A new survey reveals that nearly one in five healthcare employees would be willing to sell confidential data to an unauthorized party.
According to Accenture’s 2018 Healthcare Workforce Survey on Cybersecurity, 18 percent of employees that work at healthcare providers and payers would be willing to sell sensitive data to unauthorized individuals. Respondents from providers were more open to the idea of a sale than payers at 21 percent and 12 percent, respectively. Those willing to sell would generally expect to receive between $500 and $1,000 in the process.
The threat of an unauthorized data sale is not theoretical in nature, either. Almost a quarter (24 percent) of respondents know of someone in their organization who has already sold off confidential information.
This is in spite of the fact that 99 percent of individuals surveyed told Accenture, which conducted its online survey of 912 employees of U.S. and Canadian healthcare providers (601) and payer organizations (311) in November 2017, they feel responsible for the security of patients’ medical data.
John Schoew, leader of Accenture’s Health & Public Service Security practice in North America, feels that employees’ willingness to entertain a sale is at least partially responsible for the $12.5 million that healthcare organizations each spent on average to tackle computer crime in 2017. As quoted in an Accenture news release:
Health organizations are in the throes of a cyber war that is being undermined by their own workforce. With sensitive data a part of the job for millions of health workers, organizations must foster a cyber culture that addresses these deeply rooted issues so that employees become part of the fight, not a weak link.
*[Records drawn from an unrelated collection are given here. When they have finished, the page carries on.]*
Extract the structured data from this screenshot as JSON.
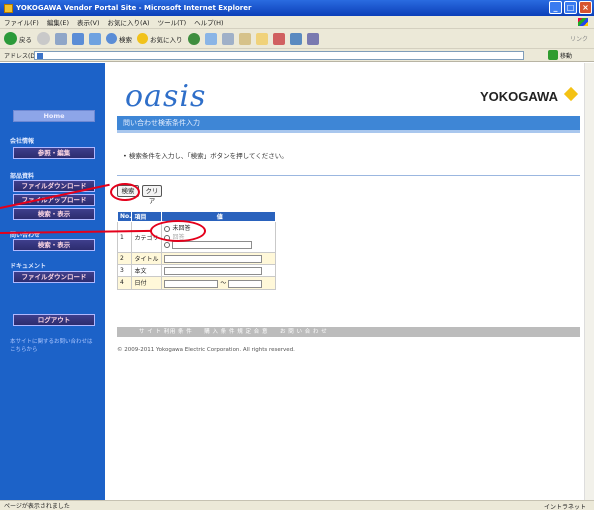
{
  "window": {
    "title": "YOKOGAWA Vendor Portal Site - Microsoft Internet Explorer",
    "minimize": "_",
    "maximize": "□",
    "close": "×"
  },
  "menu": [
    "ファイル(F)",
    "編集(E)",
    "表示(V)",
    "お気に入り(A)",
    "ツール(T)",
    "ヘルプ(H)"
  ],
  "toolbar": {
    "back": "戻る",
    "search": "検索",
    "favorites": "お気に入り",
    "links": "リンク"
  },
  "address": {
    "label": "アドレス(D)",
    "go": "移動"
  },
  "sidebar": {
    "home": "Home",
    "section_company": "会社情報",
    "btn_view_edit": "参照・編集",
    "section_parts": "部品資料",
    "btn_download": "ファイルダウンロード",
    "btn_upload": "ファイルアップロード",
    "btn_search_view": "検索・表示",
    "section_inquiry": "問い合わせ",
    "btn_inquiry_view": "検索・表示",
    "section_docs": "ドキュメント",
    "btn_doc_download": "ファイルダウンロード",
    "logout": "ログアウト",
    "note": "本サイトに関するお問い合わせはこちらから"
  },
  "header": {
    "logo": "oasis",
    "brand": "YOKOGAWA"
  },
  "page": {
    "title": "問い合わせ検索条件入力",
    "instruction": "• 検索条件を入力し、「検索」ボタンを押してください。",
    "search_button": "検索",
    "clear_button": "クリア"
  },
  "form": {
    "col_no": "No.",
    "col_item": "項目",
    "col_value": "値",
    "rows": [
      {
        "no": "1",
        "label": "カテゴリ",
        "radio1": "未回答",
        "radio2": "回答"
      },
      {
        "no": "2",
        "label": "タイトル"
      },
      {
        "no": "3",
        "label": "本文"
      },
      {
        "no": "4",
        "label": "日付",
        "sep": "〜"
      }
    ]
  },
  "footer": {
    "links": "サ イ ト 利用 条 件　　購 入 条 件 規 定 合 意　　お 問 い 合 わ せ",
    "copyright": "© 2009-2011 Yokogawa Electric Corporation. All rights reserved."
  },
  "status": {
    "left": "ページが表示されました",
    "zone": "イントラネット"
  },
  "colors": {
    "sidebar": "#1c62c8",
    "header_bar": "#3e86d6",
    "annotation": "#e4001b"
  }
}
This is a Security Bloggers Network syndicated blog post authored by David Bisson. Read the original post at: The State of Security